▶ [What you need to do]: Scan the lines below for "caption" and copy the matches.

━━━ Input material

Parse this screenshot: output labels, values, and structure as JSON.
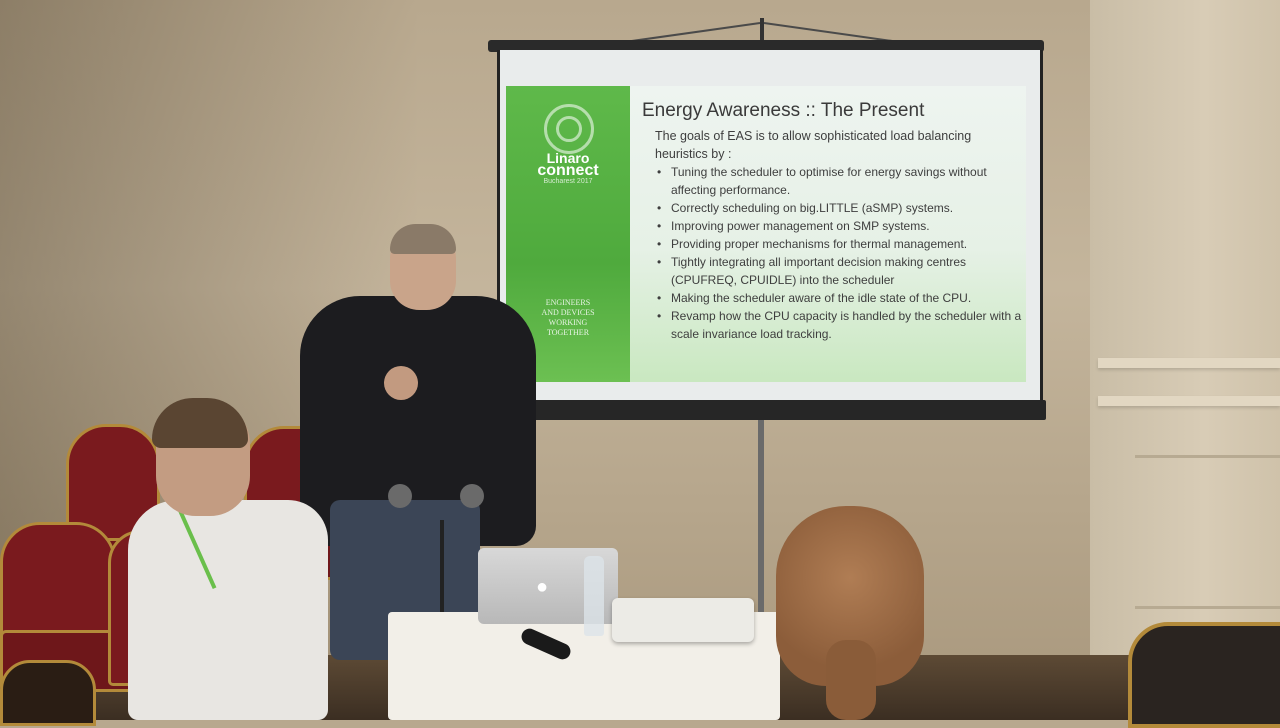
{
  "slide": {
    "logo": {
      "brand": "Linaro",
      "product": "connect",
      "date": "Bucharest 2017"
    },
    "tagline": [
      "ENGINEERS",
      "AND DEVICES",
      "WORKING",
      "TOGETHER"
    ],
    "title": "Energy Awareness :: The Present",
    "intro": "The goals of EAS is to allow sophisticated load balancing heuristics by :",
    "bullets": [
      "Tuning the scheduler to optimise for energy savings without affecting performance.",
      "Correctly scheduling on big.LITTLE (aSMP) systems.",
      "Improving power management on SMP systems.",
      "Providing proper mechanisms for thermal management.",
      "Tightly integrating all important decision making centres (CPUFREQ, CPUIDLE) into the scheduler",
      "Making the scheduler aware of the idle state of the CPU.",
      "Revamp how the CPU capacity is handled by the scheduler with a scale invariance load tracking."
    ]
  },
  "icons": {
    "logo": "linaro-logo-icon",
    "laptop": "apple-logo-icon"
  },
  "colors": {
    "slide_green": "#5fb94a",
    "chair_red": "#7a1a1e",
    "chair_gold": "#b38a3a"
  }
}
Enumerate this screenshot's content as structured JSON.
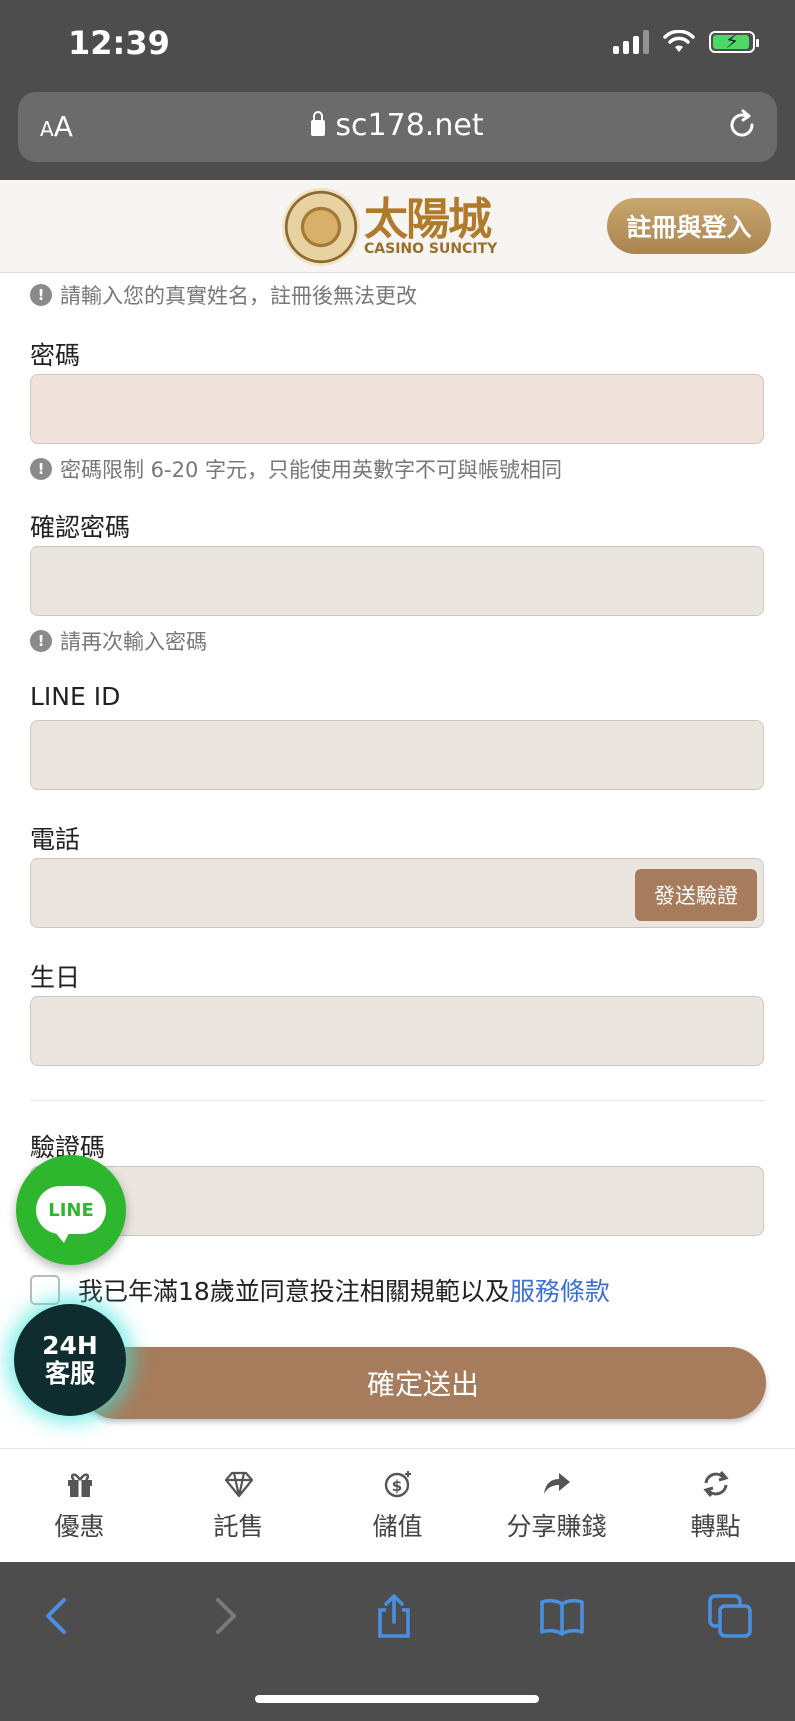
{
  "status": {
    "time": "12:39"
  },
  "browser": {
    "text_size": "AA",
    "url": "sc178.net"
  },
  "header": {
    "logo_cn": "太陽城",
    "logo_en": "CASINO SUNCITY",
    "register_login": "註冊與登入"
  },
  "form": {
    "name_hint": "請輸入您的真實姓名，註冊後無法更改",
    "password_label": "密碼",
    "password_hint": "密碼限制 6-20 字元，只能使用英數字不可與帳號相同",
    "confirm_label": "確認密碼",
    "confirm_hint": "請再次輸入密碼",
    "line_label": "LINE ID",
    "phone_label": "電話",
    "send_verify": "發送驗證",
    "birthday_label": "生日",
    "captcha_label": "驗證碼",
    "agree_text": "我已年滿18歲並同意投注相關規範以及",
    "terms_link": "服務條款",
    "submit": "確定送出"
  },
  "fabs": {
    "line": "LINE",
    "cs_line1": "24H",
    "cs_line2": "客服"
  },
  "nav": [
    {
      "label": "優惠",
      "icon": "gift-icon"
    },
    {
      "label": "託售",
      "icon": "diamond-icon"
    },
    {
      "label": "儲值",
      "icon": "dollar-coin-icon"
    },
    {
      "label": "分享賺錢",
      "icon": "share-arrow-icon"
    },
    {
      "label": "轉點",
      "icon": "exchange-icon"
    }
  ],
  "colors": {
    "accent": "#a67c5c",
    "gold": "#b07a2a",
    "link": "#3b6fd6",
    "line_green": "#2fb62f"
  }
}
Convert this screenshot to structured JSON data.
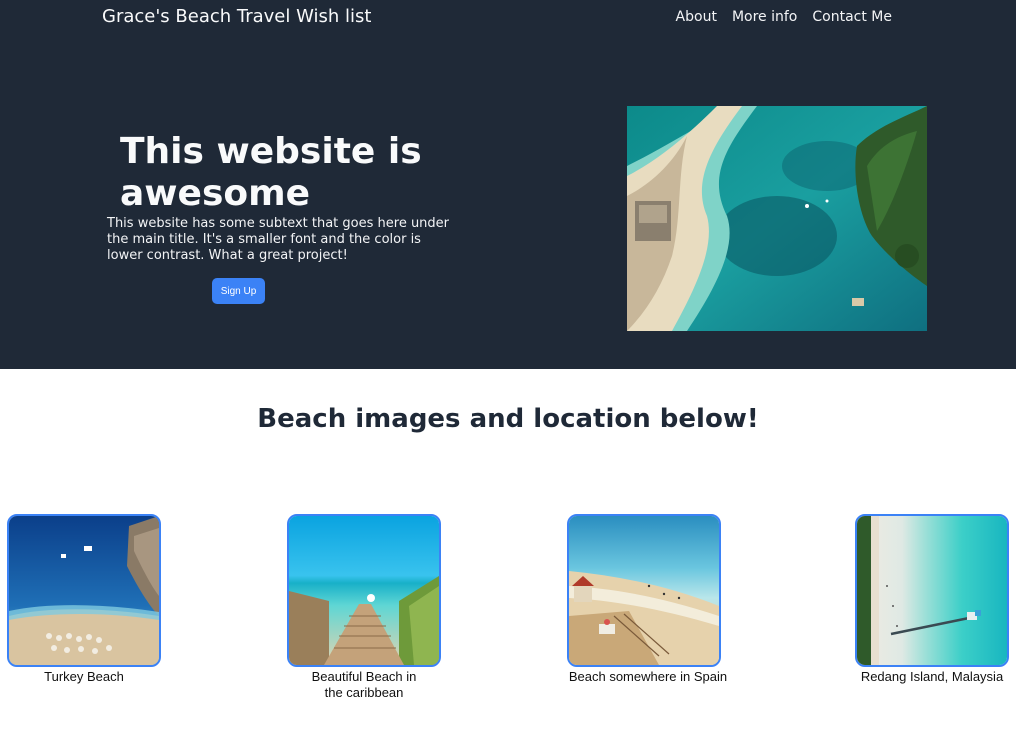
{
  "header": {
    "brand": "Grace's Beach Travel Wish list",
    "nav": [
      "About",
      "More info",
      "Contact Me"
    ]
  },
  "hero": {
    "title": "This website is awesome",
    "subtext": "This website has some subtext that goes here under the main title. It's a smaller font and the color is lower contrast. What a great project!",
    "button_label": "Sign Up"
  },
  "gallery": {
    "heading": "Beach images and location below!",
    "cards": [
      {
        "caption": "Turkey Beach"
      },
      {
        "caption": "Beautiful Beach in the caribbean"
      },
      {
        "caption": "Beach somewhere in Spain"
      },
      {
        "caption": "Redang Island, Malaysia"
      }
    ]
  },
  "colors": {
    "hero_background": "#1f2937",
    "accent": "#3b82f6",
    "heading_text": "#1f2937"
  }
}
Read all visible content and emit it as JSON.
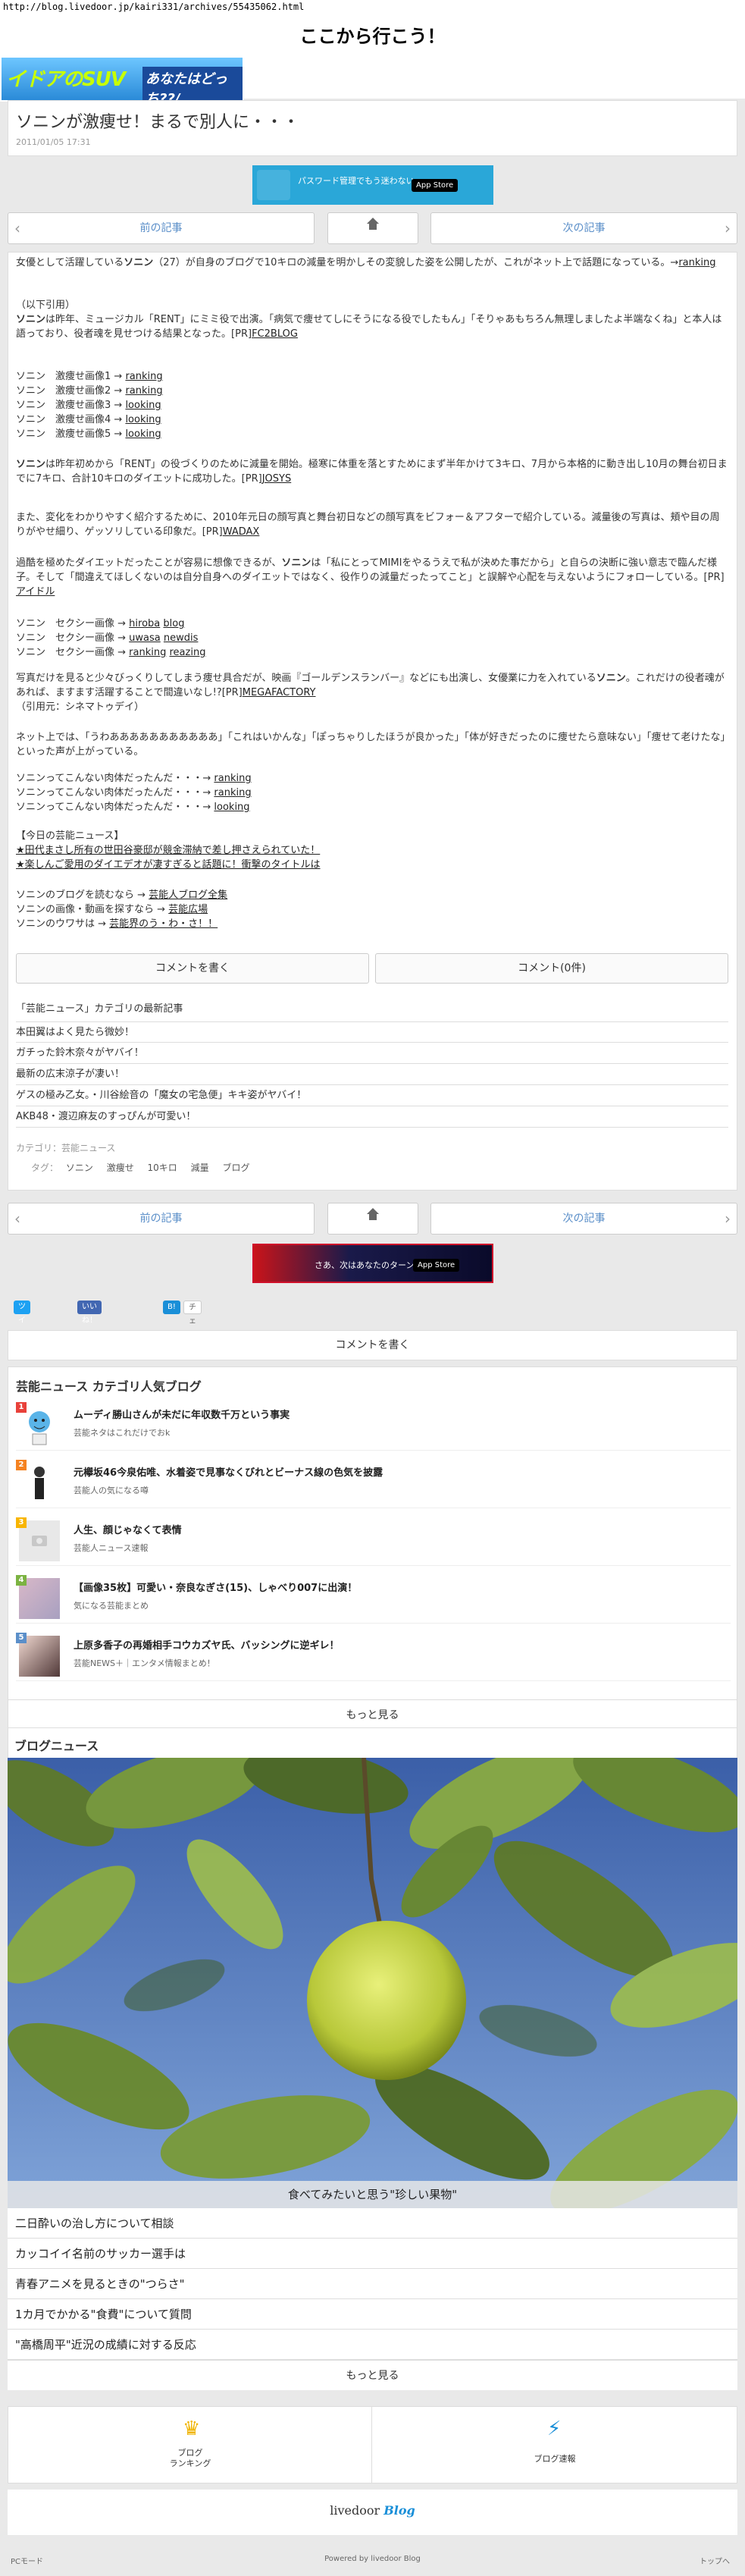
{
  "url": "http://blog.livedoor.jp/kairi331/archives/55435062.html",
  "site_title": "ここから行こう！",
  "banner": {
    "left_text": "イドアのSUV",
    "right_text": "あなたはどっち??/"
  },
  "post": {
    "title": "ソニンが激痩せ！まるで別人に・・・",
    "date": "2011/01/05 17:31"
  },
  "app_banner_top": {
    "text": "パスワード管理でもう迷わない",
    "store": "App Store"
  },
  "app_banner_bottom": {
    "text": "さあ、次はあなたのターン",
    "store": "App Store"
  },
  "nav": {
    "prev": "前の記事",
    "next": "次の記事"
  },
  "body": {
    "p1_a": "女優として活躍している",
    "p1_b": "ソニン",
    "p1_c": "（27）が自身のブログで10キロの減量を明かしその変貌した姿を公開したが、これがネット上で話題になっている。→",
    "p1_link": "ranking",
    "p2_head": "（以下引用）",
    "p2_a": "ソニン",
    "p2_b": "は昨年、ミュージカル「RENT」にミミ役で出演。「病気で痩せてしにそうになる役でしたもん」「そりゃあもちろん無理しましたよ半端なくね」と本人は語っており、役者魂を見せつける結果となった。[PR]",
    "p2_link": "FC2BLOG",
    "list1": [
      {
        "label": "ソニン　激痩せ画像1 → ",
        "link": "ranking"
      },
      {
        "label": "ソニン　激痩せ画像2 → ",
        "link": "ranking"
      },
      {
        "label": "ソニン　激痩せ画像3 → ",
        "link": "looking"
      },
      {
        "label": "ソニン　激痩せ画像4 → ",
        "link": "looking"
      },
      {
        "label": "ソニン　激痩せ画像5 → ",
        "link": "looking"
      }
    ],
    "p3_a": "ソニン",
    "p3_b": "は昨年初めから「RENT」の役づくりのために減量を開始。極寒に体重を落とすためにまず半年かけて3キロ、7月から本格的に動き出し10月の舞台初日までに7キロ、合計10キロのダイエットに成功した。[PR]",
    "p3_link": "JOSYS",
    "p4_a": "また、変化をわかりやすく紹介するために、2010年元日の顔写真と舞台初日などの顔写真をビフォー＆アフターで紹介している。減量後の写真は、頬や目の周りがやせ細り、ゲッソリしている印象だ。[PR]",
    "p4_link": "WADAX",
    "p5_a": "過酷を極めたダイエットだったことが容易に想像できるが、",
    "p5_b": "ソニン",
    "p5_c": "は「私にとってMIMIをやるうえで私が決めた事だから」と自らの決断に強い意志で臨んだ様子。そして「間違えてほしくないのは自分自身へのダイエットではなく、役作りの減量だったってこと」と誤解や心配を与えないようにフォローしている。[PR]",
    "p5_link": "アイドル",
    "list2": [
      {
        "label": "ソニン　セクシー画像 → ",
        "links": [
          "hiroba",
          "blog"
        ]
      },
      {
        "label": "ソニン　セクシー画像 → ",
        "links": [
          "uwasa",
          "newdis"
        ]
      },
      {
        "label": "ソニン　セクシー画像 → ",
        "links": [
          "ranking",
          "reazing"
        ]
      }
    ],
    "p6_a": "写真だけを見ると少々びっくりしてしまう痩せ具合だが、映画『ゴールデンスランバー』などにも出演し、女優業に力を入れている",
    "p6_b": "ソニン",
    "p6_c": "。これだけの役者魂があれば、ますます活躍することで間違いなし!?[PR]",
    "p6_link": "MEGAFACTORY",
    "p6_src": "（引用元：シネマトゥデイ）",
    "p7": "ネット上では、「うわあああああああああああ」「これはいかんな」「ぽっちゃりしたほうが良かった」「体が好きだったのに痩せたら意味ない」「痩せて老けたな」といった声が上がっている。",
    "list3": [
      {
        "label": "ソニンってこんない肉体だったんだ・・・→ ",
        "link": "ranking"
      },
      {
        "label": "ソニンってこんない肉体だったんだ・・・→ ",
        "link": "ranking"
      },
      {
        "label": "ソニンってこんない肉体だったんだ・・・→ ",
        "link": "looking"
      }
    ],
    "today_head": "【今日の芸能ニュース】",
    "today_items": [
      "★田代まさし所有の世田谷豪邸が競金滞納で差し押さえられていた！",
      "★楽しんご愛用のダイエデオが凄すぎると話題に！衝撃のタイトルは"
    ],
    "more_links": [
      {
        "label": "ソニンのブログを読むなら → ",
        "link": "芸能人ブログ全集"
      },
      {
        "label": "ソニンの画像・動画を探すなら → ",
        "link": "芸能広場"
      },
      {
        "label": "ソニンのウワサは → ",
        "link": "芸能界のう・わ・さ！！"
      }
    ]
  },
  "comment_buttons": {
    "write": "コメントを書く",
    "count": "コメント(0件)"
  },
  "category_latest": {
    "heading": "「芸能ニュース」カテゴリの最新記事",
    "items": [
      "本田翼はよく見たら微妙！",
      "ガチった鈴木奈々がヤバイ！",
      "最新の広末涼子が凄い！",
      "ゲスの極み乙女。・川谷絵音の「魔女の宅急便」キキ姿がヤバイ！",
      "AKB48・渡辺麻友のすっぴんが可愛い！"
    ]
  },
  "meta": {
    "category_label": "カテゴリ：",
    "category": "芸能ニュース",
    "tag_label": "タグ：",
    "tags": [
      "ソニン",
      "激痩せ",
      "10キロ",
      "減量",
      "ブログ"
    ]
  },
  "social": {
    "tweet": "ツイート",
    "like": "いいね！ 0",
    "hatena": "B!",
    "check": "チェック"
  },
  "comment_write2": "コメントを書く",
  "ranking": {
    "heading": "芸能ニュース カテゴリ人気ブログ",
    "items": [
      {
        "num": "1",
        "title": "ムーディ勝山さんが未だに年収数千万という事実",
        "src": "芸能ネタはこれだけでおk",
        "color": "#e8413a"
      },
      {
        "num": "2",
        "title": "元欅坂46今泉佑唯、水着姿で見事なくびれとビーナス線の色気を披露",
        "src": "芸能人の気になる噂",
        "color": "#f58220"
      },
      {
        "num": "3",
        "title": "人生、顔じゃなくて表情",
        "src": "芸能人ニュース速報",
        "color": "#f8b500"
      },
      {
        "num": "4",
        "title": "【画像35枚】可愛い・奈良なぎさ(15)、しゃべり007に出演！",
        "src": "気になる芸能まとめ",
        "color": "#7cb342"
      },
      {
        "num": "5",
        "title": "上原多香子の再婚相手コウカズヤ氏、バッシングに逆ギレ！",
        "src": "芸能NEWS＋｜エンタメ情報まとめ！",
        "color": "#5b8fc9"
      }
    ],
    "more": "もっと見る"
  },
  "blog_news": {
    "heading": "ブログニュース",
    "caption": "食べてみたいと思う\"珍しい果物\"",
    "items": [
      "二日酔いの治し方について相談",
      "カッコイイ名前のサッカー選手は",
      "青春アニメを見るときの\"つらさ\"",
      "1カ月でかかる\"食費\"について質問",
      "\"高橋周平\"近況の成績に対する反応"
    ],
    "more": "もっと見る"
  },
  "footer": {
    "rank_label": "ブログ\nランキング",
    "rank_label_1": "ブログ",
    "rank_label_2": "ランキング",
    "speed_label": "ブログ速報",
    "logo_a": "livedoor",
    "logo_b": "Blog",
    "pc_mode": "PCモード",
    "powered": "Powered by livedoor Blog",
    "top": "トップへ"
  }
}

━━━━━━

▶ [Worked solution]:
        "caption": "Turkey Beach"
        "caption": "Beautiful Beach in the caribbean"
        "caption": "Beach somewhere in Spain"
        "caption": "Redang Island, Malaysia"
    "caption": "食べてみたいと思う\"珍しい果物\"",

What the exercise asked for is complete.